Last week I ran across an article from Inc., a site which normally has interesting articles about careers and the modern workplace, which had me gritting my teeth in frustration. Inc. reporter Zoe Henry published New LinkedIn Study Finds that 50% of Workers Aren’t Happy With Their Jobs, an article that right off the bat violates most of the journalistic advice about the length of headlines.
The article itself tackles a very serious issue: employee engagement and its relation to happiness. The study it references was run by LinkedIn and Mars Drinks, and found that only 49% of employees across various sectors would recommend their employer to job seekers. The seriousness of this issue is obvious and worrying. If only 49% of your employees are happy enough to recommend you as an employer, that means you have 51% who are either ambivalent to you as an employer or are unhappy with you, which means over half of your employees can be considered a flight risk. The article highlights research which points out that employees feel happiest and most engaged “when their job gives them the opportunity to learn, to make a positive impact on the world, and when they feel challenged and personally connected to the work.”
I’m with the article so far. So what about this article caused me to groan in frustration? The final paragraph where the author gives an example of one concrete things employers can do to improve the happiness of their employees: provide free coffee at the office.
At least one concrete step you might consider is implementing free coffee at the office, or upping the quality of your coffee carrier; as many as 78 percent of Millennials say that coffee is a critical part of their work experience, according to the study.
This is where the article, and quite frankly the study, take a huge credibility dive; after all it was co-commissioned by a beverage company. Are they seriously suggesting that providing free or better coffee will fix the employee engagement or happiness issue?
Let me be clear: Free Coffee Will Not Make Your Employees Happy. Better Quality Coffee Will Not Make Your Employees Happy. This isn’t even a piece of the puzzle; it will not nudge the happiness meter one notch.
Want to know how to get your employees (especially Millennials) engaged and make them happy? How about trying these ideas:
- Provide Professional Development – Actively helping employees keep their skills sharp helps you, your company, and your employees. We’ve seen what happens when inertia sets in.
- Cross-Training – This improves communication between departments, helps break down information silos and facilitates the free flow of information and ideas. These conditions are required for innovation and creativity to flow.
- Flexible Working Arrangements – With modern advances in technology, there are fewer reasons for employees to be chained to the office. Can they work from home? How about creating office space for employees who may function in a quiet environment better than a more modern open floor plan arrangement? You should be making it easier for your employees to work for you…not harder.

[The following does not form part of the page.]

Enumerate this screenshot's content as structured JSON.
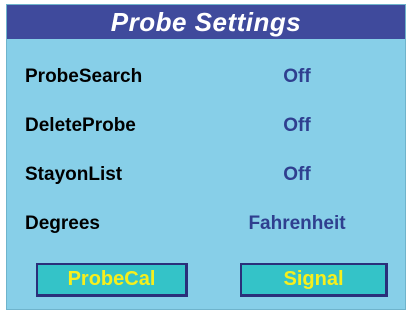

- Connecting Jobs to the Larger Mission – If employees just feel like they are a cog in a machine that does something they don’t understand or don’t think is important, motivation will tank. Don’t just provide employees with a boiler plate mission statement that means nothing…connect what you do to personal stories to encourage buy-in.
- Accepting Input from your Employees – Do your employees feel free to make suggestions about your product or workflows? They should, because if employees don’t feel like their voice matters they will not be happy.
Important note here: If you aren’t receiving any feedback from your employees, do not take this as a sign that there is none…take it as a warning that you have a possible morale problem on your hands.
- Take an Active Part in Employee’s Career Development – For Millennials especially, career advancement is vital. If you have ever said to an employee who requested feedback to “Just keep doing what you are doing” or provide no opportunities for an employee to take on a new project or challenge, your employees will still seek out these opportunities…they will just seek them out somewhere else.
If you think solving employee engagement issues come down to adding silly things like free coffee, adding a pool table, relaxing the dress code or more employee fun days, you aren’t going to end up with engaged, happy employees. What you will wind up with is an employee who says to job seekers, “My employer isn’t the best prospect for anyone wanting challenges or who wants to learn and grow…but they do have an awesome coffee station.”